I told my parents about him a couple of months after we started dating, and my mom told me that if I married someone not Jewish it would be like I was a serial killer or a child molester- she would still love me but wouldn't be able to have a relationship with me. My parents started sending me long letters about why I should marry jewish people, many of which are documented on this blog. B moved in to my apartment 'for reals' at the end of my 4th year (which my parents found out about shortly afterward), and we got married at the end of my 5th. I used part of my savings to pay for our wedding and had the small intimate and completely not-jewish wedding we both wanted. In the middle of the woods. We had 20 guests and after an 11 minute ceremony (according to the video) we had an outdoor picnic, and it was totally perfect. That story is already well documented on my blog, so I'm not going to rehash it.

At the end of my 6th year, when I was 28, I graduated and we both moved to the south where I had gotten a job as a tenure-track Sociology professor. With my savings and some help from my in-laws, we bought a pretty sweet house last year (3 bedrooms AND a hot tub!). We finally live in a nice (middle class) neighborhood where I DON'T feel afraid leaving the house at night, in the best public school district in the city. The closest Orthodox Jewish community is an hour and a half away.
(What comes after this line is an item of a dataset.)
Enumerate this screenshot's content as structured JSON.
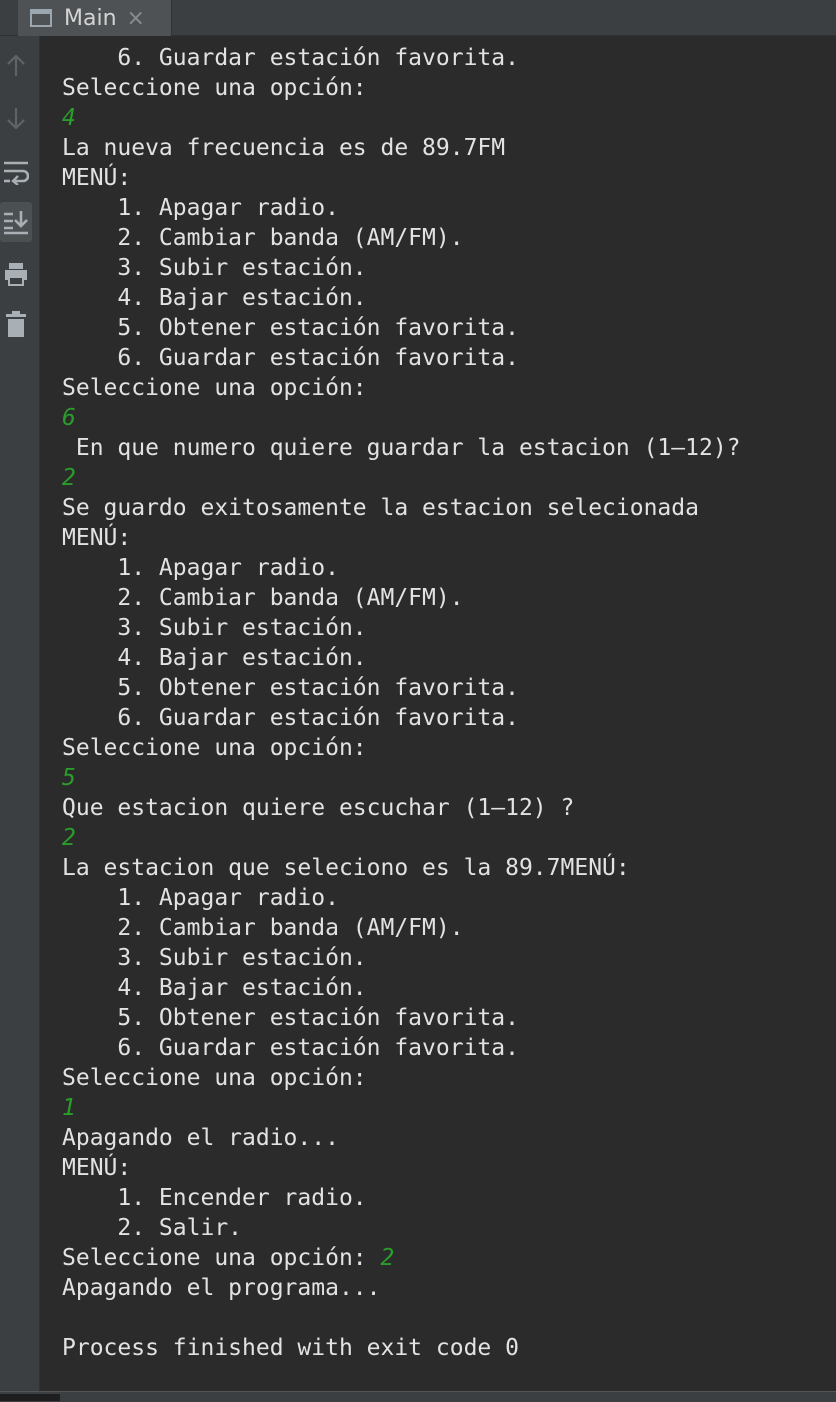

Sadly I've had to leave my hippie community as well, but over the last year I've been slowly meeting some deadheads and other local hippies and building up a new community, and working in academia as a professor is a community in and of itself.

I will not say it's been easy. My parents haven't given me a dime since I graduated college and moved to grad school, which was 7 years ago today, and I would not accept any money from them even if they offered (which they don't) since I know it comes with strings attacked. Knowing I had no 'safety net' of parents to turn to made me very cautious with money, and I burned with jealousy over some of my fellow students who had parents who helped them pay for nice apartments. I lived in bad neighborhoods, in bad housing, battled mice and roaches, and have never been able to afford to buy a car (my husband came with one free, so now we have one). I didn't achieve a middle class lifestyle until I was 28. I wasn't even able to escape the Jewish community until I was 22, and have spent half the time I have been OTD living a double life in the Jewish community.
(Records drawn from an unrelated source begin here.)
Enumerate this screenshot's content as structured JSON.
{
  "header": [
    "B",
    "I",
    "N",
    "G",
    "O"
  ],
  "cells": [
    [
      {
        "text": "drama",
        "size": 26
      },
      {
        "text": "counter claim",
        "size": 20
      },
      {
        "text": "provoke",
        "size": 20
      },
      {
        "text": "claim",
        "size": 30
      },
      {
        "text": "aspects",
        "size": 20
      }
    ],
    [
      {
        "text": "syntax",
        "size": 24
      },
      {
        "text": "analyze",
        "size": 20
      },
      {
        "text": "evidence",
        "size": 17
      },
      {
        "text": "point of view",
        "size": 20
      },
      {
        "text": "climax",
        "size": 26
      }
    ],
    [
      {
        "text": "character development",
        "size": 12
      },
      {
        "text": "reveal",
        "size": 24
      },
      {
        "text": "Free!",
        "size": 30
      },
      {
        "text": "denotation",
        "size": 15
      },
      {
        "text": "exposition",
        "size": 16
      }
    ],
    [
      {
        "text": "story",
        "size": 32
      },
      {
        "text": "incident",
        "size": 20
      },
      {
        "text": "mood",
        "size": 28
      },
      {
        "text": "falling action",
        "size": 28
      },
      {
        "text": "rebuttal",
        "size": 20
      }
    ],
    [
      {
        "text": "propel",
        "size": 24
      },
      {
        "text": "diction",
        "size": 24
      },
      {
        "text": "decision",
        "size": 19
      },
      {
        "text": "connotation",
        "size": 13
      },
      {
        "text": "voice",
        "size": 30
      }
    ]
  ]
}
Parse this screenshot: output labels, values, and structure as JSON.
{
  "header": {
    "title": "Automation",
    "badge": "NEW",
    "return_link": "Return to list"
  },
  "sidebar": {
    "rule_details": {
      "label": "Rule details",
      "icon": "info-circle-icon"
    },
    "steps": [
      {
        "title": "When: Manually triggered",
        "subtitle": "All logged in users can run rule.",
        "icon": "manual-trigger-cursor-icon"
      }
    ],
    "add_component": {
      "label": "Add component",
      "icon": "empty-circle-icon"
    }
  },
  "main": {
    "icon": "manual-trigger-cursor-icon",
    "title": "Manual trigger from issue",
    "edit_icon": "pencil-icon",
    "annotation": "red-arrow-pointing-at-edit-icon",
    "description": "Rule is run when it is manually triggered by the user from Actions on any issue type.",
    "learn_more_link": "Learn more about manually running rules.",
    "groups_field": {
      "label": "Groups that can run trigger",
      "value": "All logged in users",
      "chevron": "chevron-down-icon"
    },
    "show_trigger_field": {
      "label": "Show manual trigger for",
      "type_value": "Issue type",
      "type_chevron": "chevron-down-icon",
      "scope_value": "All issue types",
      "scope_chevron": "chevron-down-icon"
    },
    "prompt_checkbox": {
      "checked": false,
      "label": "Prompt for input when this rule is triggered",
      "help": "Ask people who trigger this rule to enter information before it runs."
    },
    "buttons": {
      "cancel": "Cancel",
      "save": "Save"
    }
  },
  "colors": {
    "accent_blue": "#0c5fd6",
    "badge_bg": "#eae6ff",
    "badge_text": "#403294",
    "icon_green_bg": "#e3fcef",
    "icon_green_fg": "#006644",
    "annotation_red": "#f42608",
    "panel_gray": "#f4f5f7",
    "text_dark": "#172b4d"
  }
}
But I made it, and I made it to the point where I have a good job and a good life and a good living situation, even if it took me many years of crap situations to get here. And despite those crap situations, those 2 years where I got to spend most of my week on my own in NYC, and the 6 years in grad school where I was completely free of my parents and not having to pretend I was religious, are some of the happiest years in my life. Immeasurably happier compared to my childhood and my teenage years, because I was FINALLY able to live a life that's completely free of religion, in which I had complete freedom to live the way I wanted to, and in which I was(and am) the only person who decides how I live. Although nowadays I usually take my husband's feelings into account too. :)
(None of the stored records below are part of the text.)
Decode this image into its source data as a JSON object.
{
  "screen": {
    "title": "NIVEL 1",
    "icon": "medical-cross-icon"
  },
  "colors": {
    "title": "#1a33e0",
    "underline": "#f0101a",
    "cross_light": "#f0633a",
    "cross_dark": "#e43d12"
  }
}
So that's my story. Do you have a story you'd like to share? If you're not a blogger but would like to write a guest post about how you went OTD and left the Jewish community, I would love to post it here for you- email your story and whatever name you would like to have it posted with to me at . I reserve the right to edit your post for grammar and spelling before posting it here.